When walking the streets, flipping through the television, or listening to music on the radio there is one particular observation that anyone from the United States should be able to make. This observation is uncensored television, magazines, as well as music. The little news stands on the sidewalks are full of adult magazines that are not covered to hide the nudity on the cover either. When riding in a taxi it is not uncommon to hear familiar sounds from the United States on the radio. The difference is that these songs in the United States are censored by the FCC, but here in Buenos Aires they are freely aired. Even watching movies on Fox here in Argentina, shows uncensored movies (both language and nudity) on the general cable.

I started thinking about why this difference exists. Is it that Argentina is sexually and freely liberated or is it that the United States is stricter and more sensitive to such issues that the rest of the world? The sexual liberation began in Argentina in the mid-1900s. Most came about with the massive immigration as well as the attempted industrializaiton under the ISI program. Many people moved into the city of Buenos Aires and it became more and more casual with its social scene. But this movement does not necessarily differentiate Argentina from the rest of the world. Many other countries are free in showing such uncensored  television and radio. This leads me to believe that Argentina is not unique, but the United States is unique in its policies. Why is the US so different in matters concerning nudity and fowl language? It could have possibly stemmed from the countries first settlers and their beliefs. The Puritan pilgrims were very strict and religious, and the country has founded with the basis of Christinity. Whereas Latin America countries such as Argentina, as well as other countries around the world, were founded for the sole purpose of making money and creating a new place to live. I think this issue is a very interesting topic to further look into and discuss in the future.

Now that the World Cup has arrived, the excitement and anticipation of Argentina is at a height. The Argentines of course want their team to win, but the attitude of the fans seems to be one of pessimism. Gabriel mentioned the other day in one of our class on wheels sessions that watching Argentina play in the World Cup was painful and nerve racking.

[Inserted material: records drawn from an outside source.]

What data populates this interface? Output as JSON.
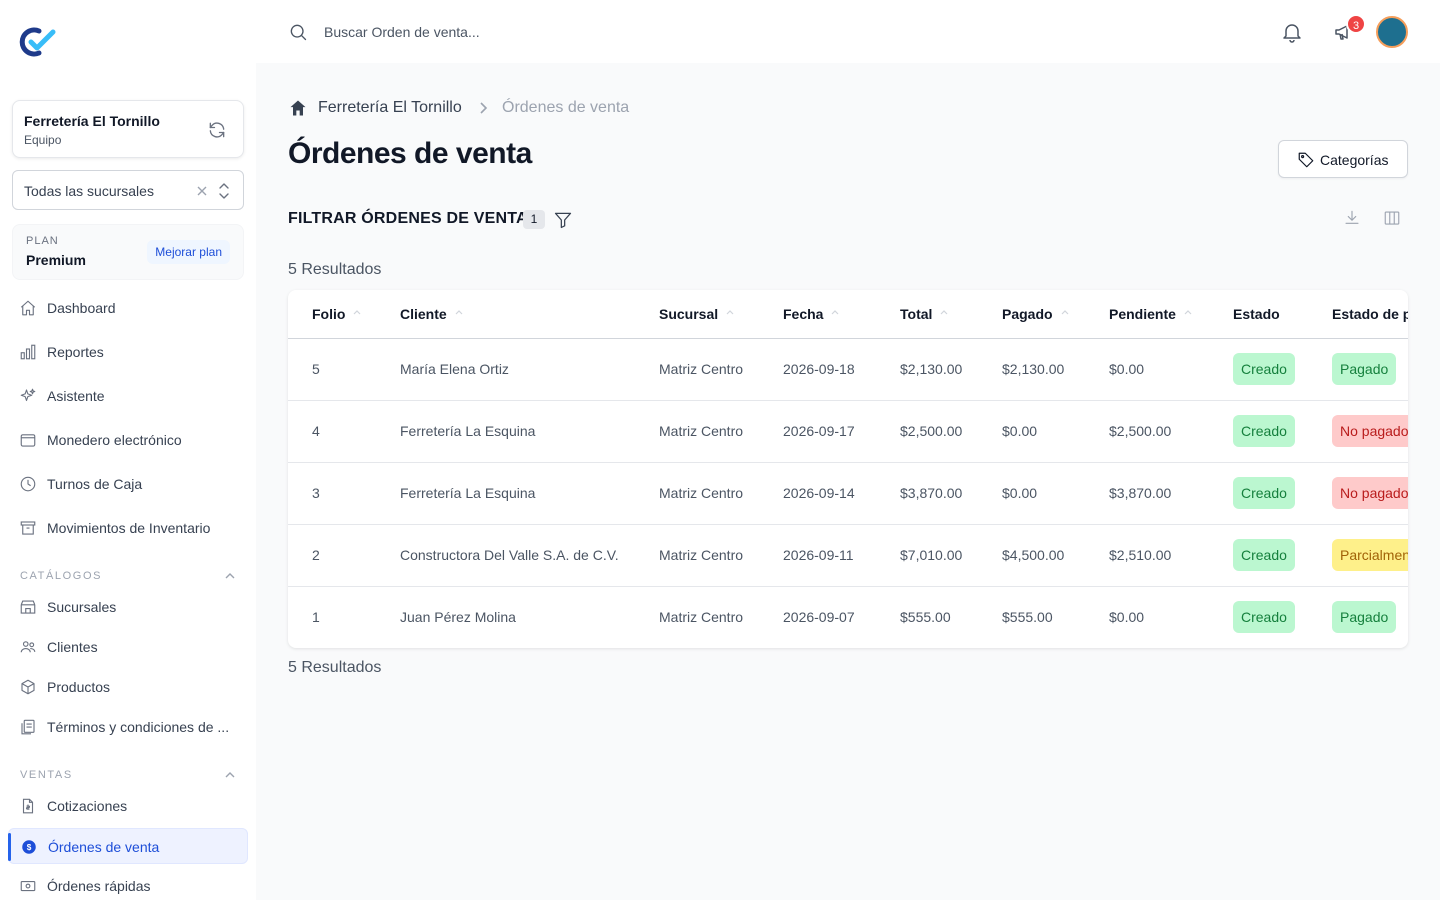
{
  "search": {
    "placeholder": "Buscar Orden de venta..."
  },
  "notifications": {
    "badge_count": "3"
  },
  "organization": {
    "name": "Ferretería El Tornillo",
    "subtitle": "Equipo"
  },
  "branch_select": {
    "value": "Todas las sucursales"
  },
  "plan": {
    "label": "PLAN",
    "name": "Premium",
    "upgrade_label": "Mejorar plan"
  },
  "sidebar": {
    "main_items": [
      {
        "label": "Dashboard",
        "icon": "home-icon"
      },
      {
        "label": "Reportes",
        "icon": "chart-icon"
      },
      {
        "label": "Asistente",
        "icon": "sparkles-icon"
      },
      {
        "label": "Monedero electrónico",
        "icon": "wallet-icon"
      },
      {
        "label": "Turnos de Caja",
        "icon": "clock-icon"
      },
      {
        "label": "Movimientos de Inventario",
        "icon": "archive-icon"
      }
    ],
    "catalogs_label": "CATÁLOGOS",
    "catalog_items": [
      {
        "label": "Sucursales",
        "icon": "store-icon"
      },
      {
        "label": "Clientes",
        "icon": "users-icon"
      },
      {
        "label": "Productos",
        "icon": "cube-icon"
      },
      {
        "label": "Términos y condiciones de ...",
        "icon": "documents-icon"
      }
    ],
    "sales_label": "VENTAS",
    "sales_items": [
      {
        "label": "Cotizaciones",
        "icon": "document-dollar-icon"
      },
      {
        "label": "Órdenes de venta",
        "icon": "dollar-circle-icon",
        "active": true
      },
      {
        "label": "Órdenes rápidas",
        "icon": "cash-icon"
      }
    ]
  },
  "breadcrumb": {
    "root": "Ferretería El Tornillo",
    "current": "Órdenes de venta"
  },
  "page": {
    "title": "Órdenes de venta",
    "categories_button": "Categorías",
    "filter_title": "FILTRAR ÓRDENES DE VENTA",
    "filter_count": "1",
    "results_label": "5 Resultados"
  },
  "table": {
    "columns": [
      "Folio",
      "Cliente",
      "Sucursal",
      "Fecha",
      "Total",
      "Pagado",
      "Pendiente",
      "Estado",
      "Estado de pago"
    ],
    "rows": [
      {
        "folio": "5",
        "cliente": "María Elena Ortiz",
        "sucursal": "Matriz Centro",
        "fecha": "2026-09-18",
        "total": "$2,130.00",
        "pagado": "$2,130.00",
        "pendiente": "$0.00",
        "estado": "Creado",
        "estado_pago": "Pagado",
        "pago_color": "green"
      },
      {
        "folio": "4",
        "cliente": "Ferretería La Esquina",
        "sucursal": "Matriz Centro",
        "fecha": "2026-09-17",
        "total": "$2,500.00",
        "pagado": "$0.00",
        "pendiente": "$2,500.00",
        "estado": "Creado",
        "estado_pago": "No pagado",
        "pago_color": "red"
      },
      {
        "folio": "3",
        "cliente": "Ferretería La Esquina",
        "sucursal": "Matriz Centro",
        "fecha": "2026-09-14",
        "total": "$3,870.00",
        "pagado": "$0.00",
        "pendiente": "$3,870.00",
        "estado": "Creado",
        "estado_pago": "No pagado",
        "pago_color": "red"
      },
      {
        "folio": "2",
        "cliente": "Constructora Del Valle S.A. de C.V.",
        "sucursal": "Matriz Centro",
        "fecha": "2026-09-11",
        "total": "$7,010.00",
        "pagado": "$4,500.00",
        "pendiente": "$2,510.00",
        "estado": "Creado",
        "estado_pago": "Parcialmente pagado",
        "pago_color": "yellow"
      },
      {
        "folio": "1",
        "cliente": "Juan Pérez Molina",
        "sucursal": "Matriz Centro",
        "fecha": "2026-09-07",
        "total": "$555.00",
        "pagado": "$555.00",
        "pendiente": "$0.00",
        "estado": "Creado",
        "estado_pago": "Pagado",
        "pago_color": "green"
      }
    ]
  },
  "colors": {
    "accent": "#2563eb",
    "paid": "#bbf7d0",
    "unpaid": "#fecaca",
    "partial": "#fef08a",
    "avatar": "#1e6f8f"
  }
}
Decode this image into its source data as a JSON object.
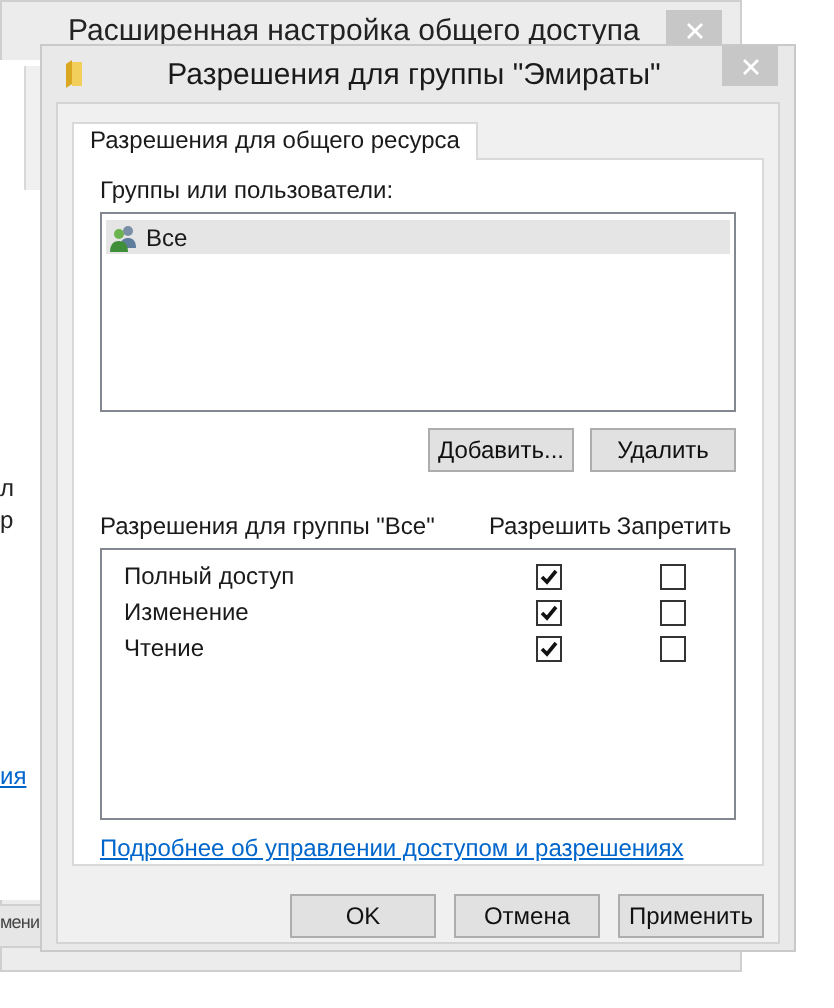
{
  "background_window": {
    "title": "Расширенная настройка общего доступа",
    "side_texts": [
      "л",
      "р"
    ],
    "link": "ия",
    "button": "мени"
  },
  "dialog": {
    "title": "Разрешения для группы \"Эмираты\"",
    "tabs": [
      {
        "label": "Разрешения для общего ресурса",
        "selected": true
      }
    ],
    "groups_label": "Группы или пользователи:",
    "principals": [
      {
        "name": "Все",
        "selected": true
      }
    ],
    "buttons": [
      "Добавить...",
      "Удалить"
    ],
    "permissions_label": "Разрешения для группы \"Все\"",
    "columns": [
      "Разрешить",
      "Запретить"
    ],
    "permissions": [
      {
        "name": "Полный доступ",
        "allow": true,
        "deny": false
      },
      {
        "name": "Изменение",
        "allow": true,
        "deny": false
      },
      {
        "name": "Чтение",
        "allow": true,
        "deny": false
      }
    ],
    "link": "Подробнее об управлении доступом и разрешениях",
    "footer_buttons": [
      "OK",
      "Отмена",
      "Применить"
    ]
  }
}
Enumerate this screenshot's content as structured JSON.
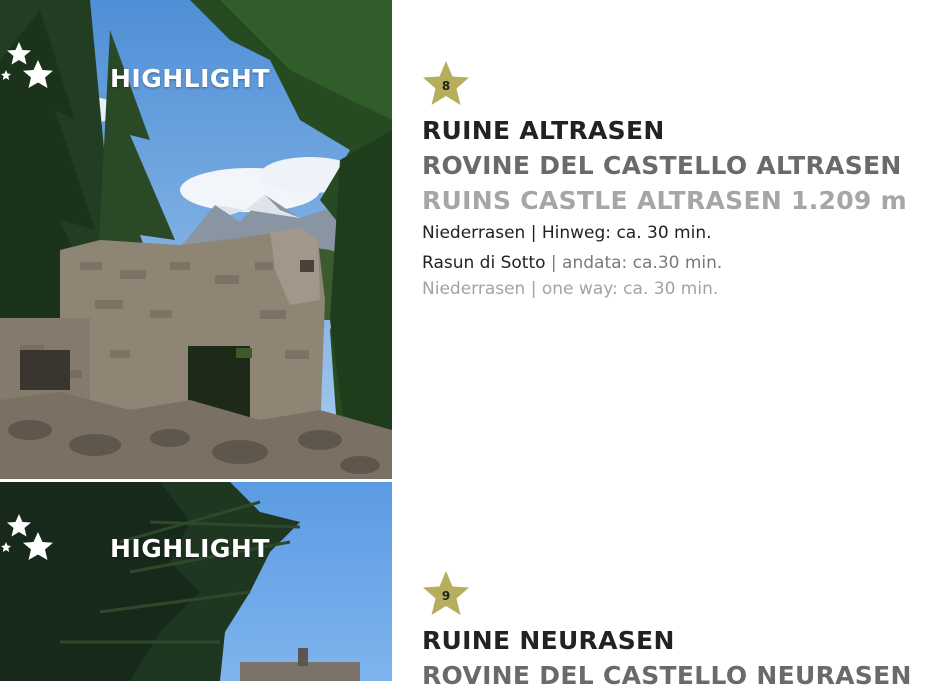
{
  "colors": {
    "badge_fill": "#b6ae5c",
    "title_primary": "#222222",
    "title_secondary": "#6a6a6a",
    "title_tertiary": "#a6a6a6"
  },
  "entries": [
    {
      "highlight_label": "HIGHLIGHT",
      "number": "8",
      "title_de": "RUINE ALTRASEN",
      "title_it": "ROVINE DEL CASTELLO ALTRASEN",
      "title_en": "RUINS CASTLE ALTRASEN 1.209 m",
      "line_de": "Niederrasen | Hinweg: ca. 30 min.",
      "line_it_place": "Rasun di Sotto",
      "line_it_rest": " | andata: ca.30 min.",
      "line_en": "Niederrasen | one way: ca. 30 min.",
      "photo_icon": "castle-ruin-photo"
    },
    {
      "highlight_label": "HIGHLIGHT",
      "number": "9",
      "title_de": "RUINE NEURASEN",
      "title_it": "ROVINE DEL CASTELLO NEURASEN",
      "photo_icon": "tree-sky-photo"
    }
  ]
}
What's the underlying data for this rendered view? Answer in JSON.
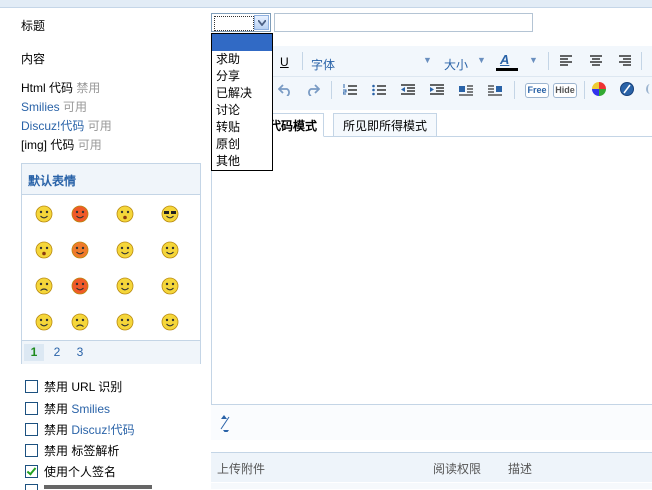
{
  "form": {
    "title_label": "标题",
    "content_label": "内容",
    "category_options": [
      "",
      "求助",
      "分享",
      "已解决",
      "讨论",
      "转贴",
      "原创",
      "其他"
    ],
    "title_value": ""
  },
  "status": {
    "html": {
      "name": "Html 代码",
      "state": "禁用"
    },
    "smilies": {
      "name": "Smilies",
      "state": "可用"
    },
    "discuz": {
      "name": "Discuz!代码",
      "state": "可用"
    },
    "img": {
      "name": "[img] 代码",
      "state": "可用"
    }
  },
  "smilies_panel": {
    "title": "默认表情",
    "pages": [
      "1",
      "2",
      "3"
    ],
    "current_page": "1"
  },
  "options": [
    {
      "prefix": "禁用 ",
      "name": "URL 识别",
      "name_link": false,
      "checked": false
    },
    {
      "prefix": "禁用 ",
      "name": "Smilies",
      "name_link": true,
      "checked": false
    },
    {
      "prefix": "禁用 ",
      "name": "Discuz!代码",
      "name_link": true,
      "checked": false
    },
    {
      "prefix": "禁用 ",
      "name": "标签解析",
      "name_link": false,
      "checked": false
    },
    {
      "prefix": "",
      "name": "使用个人签名",
      "name_link": false,
      "checked": true
    }
  ],
  "toolbar": {
    "underline": "U",
    "font": "字体",
    "size": "大小",
    "color_letter": "A",
    "free": "Free",
    "hide": "Hide"
  },
  "editor_tabs": {
    "code_mode": "代码模式",
    "wysiwyg_mode": "所见即所得模式"
  },
  "attachments": {
    "col_upload": "上传附件",
    "col_permission": "阅读权限",
    "col_desc": "描述"
  },
  "colors": {
    "accent_blue": "#2a63a8",
    "selected_option": "#316ac5",
    "border": "#c4d5e6",
    "check_green": "#21a121"
  }
}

He also made the comment that Brazilians watched the World Cup with much excitement and in a party atmosphere. These Brazilians unlike Argenitines expect victory. In other the question is why is this attitude such in Argentina?


I started to think about the Argentines in general and have developed my own theory as to why Argentines take the World Cup so seriously and always fearing the worst, defeat. I believe that this attitude stems from much more than just soccer. Over the past 50 years Argentina has been on a rollercoster ride. The economy, social life, and government institutions have both boomed and busted. The economy was promising at several points throughout Argentina’s history, and Argentines had much hope through those years. However, the economy went through many crisises and the country went into panic. The social and political structures within the country have also followed this pattern. Military coups ended presidential resimes. Democracy is only a thing know over the past 20 years. By looking at the recent Argentine history it is easy to see where this negative outlook and fear of defeat stems.


Argentines have been given a false since of excitement whether in economic matters, political institutions, or the 1994 ejection of Merodona in the World Cup. Therefore, I believe that the citizens of Argentina fear the disappointment that fills their past, so they tend to think of the worst when it comes to the World Cup. By expecting the worst, they have something to be excited about when they do better than expected. I could be wrong in my theory, but what else would explain such a different outlook on the World Cup from to two neighboring countries of Argentina and Brazil.